Leigh Day, a law firm in the UK, filed an employee rights claim for Amazon delivery drivers. BBC reports the claim states the drivers deserve employee rights and at least 3,000 drivers could receive over $191 million in compensation.
The majority of Amazon drivers are not direct employees of the company. Instead, they work for Delivery Service Partners (DSPs) and are not eligible for National Minimum Wage or an employment contract.
Leigh Day’s argument is that the drivers should have more rights because of the amount of control Amazon possesses over them. For example, the firm cited Amazon requires drivers to work set shifts and book time off but says the drivers are self-employed.
In a Leigh Day press release, employment solicitor Katie Robinson added drivers’ charges can include van rental, fuel and insurance.
After working 36 hours across four days, one driver claimed they earned only $3.73 instead of the expected $634.
"For drivers, earning at least National Minimum Wage, getting holiday pay and being under a proper employment contract could be life-changing," Robinson said.
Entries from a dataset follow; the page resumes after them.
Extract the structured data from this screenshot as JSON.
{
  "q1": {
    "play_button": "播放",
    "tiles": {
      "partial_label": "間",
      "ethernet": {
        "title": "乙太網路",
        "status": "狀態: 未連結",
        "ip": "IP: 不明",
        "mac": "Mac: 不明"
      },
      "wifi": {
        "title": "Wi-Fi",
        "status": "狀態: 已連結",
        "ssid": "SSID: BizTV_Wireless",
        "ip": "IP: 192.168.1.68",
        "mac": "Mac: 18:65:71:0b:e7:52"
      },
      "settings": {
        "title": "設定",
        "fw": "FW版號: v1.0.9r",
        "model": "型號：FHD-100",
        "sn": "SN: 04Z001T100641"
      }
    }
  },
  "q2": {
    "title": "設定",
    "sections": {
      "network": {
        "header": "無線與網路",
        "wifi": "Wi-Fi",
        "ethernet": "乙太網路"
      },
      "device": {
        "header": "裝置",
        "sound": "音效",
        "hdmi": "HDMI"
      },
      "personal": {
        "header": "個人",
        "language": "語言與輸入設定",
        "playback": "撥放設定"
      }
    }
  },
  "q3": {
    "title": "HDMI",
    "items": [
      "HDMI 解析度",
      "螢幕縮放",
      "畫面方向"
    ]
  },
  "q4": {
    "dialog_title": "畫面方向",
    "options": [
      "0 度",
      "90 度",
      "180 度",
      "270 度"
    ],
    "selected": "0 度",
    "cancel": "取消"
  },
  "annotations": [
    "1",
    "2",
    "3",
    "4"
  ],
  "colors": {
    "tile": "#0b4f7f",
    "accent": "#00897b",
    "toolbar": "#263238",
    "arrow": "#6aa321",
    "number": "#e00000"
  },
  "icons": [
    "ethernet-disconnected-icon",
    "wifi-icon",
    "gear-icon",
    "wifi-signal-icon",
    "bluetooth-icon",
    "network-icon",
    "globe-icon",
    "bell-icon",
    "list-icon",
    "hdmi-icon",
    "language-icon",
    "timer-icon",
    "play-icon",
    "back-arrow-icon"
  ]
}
The law firm currently represents two drivers and looks to acquire others for group action.
In a response to Leigh Day's announcement, an Amazon spokesperson told Business Insider, "We are committed to ensuring these drivers are fairly compensated by the delivery companies they work with and are treated with respect, and this is reflected by the positive feedback we hear from drivers every day."
In February, Leigh Day won a case on behalf of Uber drivers which required drivers to be regarded as workers rather than self-employed.